In San Francisco, the city announced Oct. 6 that it will acquire three buildings for permanent supportive housing (PSH). The buildings will add 237 new units, helping the city surpass its 50% mark for its overall goal of creating 1,500 PSH units by July 2022. To date, the city has acquired 714 PSH units during Fiscal Year 2021-2022, say officials. 

The three sites will provide residents with professional property management and onsite support services. The properties include a 52-room motel formerly known as the Mission Inn, a 25-room hotel formerly known as the Eula Hotel, and a 160-unit building formerly known as the Panoramic. 

Projects should also get a boost from housing supply legislation signed last month. 

California Senate Bill 8 stands out most among Gov. Gavin Newsom’s suite of recently signed housing bills, says Ken Lowney, president and CEO of Oakland-based Lowney Architecture. SB 8 extends the Housing Crisis Act (SB 330) for an additional five years, streamlines the project approval process and prevents downzoning. 

“A major hurdle for projects in California and for municipalities is that they get bogged down by hearings and environmental reviews, so any legislation that cuts down on uncertainty is helpful,” says Lowney. “SB 8 streamlines the approval process, which means projects can move through quicker and get to market faster. Supportive housing developments are heavily reliant on schedules. If they become mired in lawsuits or face too much community opposition, funding for these kinds of projects will dry up and disappear.”

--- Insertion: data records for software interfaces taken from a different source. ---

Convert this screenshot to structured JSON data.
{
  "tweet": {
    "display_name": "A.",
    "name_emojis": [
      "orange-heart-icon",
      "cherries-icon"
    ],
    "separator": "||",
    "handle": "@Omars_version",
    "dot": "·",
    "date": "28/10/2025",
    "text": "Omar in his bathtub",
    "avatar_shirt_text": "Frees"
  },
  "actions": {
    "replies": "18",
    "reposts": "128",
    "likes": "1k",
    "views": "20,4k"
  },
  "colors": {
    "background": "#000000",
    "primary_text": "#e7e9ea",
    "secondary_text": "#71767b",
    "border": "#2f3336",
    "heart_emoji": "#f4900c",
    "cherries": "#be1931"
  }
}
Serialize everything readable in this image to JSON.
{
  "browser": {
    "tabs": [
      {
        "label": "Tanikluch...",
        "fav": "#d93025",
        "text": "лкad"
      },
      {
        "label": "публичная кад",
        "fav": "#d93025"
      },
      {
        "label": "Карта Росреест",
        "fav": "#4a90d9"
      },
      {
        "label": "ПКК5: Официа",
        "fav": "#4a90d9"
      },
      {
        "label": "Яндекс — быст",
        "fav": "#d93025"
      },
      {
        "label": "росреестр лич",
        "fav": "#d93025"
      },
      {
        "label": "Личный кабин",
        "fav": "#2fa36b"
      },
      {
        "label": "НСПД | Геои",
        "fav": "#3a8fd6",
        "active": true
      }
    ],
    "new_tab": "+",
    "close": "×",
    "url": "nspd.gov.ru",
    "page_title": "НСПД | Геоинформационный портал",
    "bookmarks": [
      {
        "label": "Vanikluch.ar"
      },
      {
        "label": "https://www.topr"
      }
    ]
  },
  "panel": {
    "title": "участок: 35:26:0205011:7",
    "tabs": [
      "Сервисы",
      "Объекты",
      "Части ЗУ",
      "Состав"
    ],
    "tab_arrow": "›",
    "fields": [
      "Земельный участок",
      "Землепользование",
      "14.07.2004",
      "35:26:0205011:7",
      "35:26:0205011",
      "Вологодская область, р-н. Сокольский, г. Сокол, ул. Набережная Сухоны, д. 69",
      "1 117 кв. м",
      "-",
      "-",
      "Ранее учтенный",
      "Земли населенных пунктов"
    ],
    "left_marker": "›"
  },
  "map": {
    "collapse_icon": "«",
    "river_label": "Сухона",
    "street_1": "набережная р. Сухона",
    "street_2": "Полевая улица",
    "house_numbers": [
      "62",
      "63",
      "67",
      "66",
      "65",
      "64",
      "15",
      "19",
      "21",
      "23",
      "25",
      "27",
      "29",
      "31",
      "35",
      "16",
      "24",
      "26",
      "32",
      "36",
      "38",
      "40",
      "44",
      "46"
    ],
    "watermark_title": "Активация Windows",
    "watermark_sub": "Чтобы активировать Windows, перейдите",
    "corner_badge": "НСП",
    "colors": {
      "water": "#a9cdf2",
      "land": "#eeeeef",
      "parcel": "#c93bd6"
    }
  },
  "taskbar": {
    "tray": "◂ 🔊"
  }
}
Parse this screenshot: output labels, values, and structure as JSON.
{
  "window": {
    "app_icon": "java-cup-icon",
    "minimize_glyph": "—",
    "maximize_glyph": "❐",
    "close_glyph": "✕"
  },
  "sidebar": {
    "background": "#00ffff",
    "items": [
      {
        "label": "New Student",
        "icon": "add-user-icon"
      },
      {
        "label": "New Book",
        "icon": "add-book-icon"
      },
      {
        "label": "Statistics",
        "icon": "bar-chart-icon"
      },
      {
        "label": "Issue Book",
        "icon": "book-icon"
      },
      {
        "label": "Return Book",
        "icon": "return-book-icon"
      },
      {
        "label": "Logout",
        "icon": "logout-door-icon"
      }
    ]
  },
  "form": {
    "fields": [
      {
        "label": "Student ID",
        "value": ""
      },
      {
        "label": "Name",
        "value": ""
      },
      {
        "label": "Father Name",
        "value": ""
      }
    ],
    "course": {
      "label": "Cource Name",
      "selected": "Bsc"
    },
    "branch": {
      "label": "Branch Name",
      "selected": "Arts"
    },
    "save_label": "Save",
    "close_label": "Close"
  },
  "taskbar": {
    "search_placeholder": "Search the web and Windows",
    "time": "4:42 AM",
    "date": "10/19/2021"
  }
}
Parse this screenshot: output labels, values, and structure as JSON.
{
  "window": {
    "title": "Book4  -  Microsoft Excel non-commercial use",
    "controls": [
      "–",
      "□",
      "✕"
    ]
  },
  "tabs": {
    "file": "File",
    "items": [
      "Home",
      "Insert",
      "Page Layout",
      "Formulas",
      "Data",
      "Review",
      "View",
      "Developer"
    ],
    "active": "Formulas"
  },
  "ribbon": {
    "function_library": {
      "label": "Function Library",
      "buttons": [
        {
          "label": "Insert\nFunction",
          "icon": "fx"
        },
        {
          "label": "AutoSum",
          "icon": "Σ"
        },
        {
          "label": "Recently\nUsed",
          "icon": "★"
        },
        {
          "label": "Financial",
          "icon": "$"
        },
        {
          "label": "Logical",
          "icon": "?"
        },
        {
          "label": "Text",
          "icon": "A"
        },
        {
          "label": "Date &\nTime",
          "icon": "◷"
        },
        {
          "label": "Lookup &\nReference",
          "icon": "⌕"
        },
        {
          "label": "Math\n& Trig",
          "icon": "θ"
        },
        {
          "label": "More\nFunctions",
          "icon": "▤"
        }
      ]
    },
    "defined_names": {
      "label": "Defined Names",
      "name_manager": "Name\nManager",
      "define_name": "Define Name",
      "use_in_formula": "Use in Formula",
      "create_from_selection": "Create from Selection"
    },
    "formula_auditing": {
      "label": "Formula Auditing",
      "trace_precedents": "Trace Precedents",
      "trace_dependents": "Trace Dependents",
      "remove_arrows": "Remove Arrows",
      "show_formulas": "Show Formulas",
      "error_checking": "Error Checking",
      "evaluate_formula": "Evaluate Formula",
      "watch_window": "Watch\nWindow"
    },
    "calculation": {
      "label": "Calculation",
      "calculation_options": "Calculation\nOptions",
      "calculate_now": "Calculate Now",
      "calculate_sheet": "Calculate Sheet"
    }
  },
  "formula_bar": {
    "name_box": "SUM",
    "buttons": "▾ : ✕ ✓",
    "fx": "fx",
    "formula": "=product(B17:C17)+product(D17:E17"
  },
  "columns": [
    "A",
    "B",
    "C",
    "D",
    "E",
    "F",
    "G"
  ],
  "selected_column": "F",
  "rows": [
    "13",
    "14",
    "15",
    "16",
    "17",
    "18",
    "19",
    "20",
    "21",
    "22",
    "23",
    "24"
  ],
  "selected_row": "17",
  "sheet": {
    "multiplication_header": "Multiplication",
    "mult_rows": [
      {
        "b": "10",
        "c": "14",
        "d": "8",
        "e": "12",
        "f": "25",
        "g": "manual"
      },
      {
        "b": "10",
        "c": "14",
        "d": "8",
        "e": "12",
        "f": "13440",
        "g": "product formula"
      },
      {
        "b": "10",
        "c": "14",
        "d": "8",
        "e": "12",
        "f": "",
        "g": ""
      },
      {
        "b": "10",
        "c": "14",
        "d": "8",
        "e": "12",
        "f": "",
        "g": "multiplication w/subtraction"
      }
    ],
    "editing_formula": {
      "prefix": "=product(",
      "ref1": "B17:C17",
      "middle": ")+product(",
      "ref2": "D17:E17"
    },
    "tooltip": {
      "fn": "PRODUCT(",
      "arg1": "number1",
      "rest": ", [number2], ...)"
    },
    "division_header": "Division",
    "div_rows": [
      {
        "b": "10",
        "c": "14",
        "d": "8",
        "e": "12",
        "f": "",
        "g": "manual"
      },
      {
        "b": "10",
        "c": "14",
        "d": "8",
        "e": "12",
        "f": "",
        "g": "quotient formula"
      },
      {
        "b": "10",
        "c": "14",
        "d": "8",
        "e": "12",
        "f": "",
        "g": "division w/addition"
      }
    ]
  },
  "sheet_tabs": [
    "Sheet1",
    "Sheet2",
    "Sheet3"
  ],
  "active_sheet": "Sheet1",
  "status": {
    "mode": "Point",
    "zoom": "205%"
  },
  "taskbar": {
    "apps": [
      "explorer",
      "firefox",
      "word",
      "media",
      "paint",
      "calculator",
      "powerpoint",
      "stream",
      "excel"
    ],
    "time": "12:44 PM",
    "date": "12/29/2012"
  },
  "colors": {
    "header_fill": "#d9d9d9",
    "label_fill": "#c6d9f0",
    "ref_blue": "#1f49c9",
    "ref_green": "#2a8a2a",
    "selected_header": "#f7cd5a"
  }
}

Lowney Architecture is currently planning the Depot Community Apartments in Hayward, Calif., which will break ground next fall. The project includes 125 affordable studio apartments for households earning less than 60% of the area median income, with a portion of the units earmarked for affordable housing at as low as 20% of the area median income. The program mix includes support services for special needs households, including persons experiencing chronic homelessness.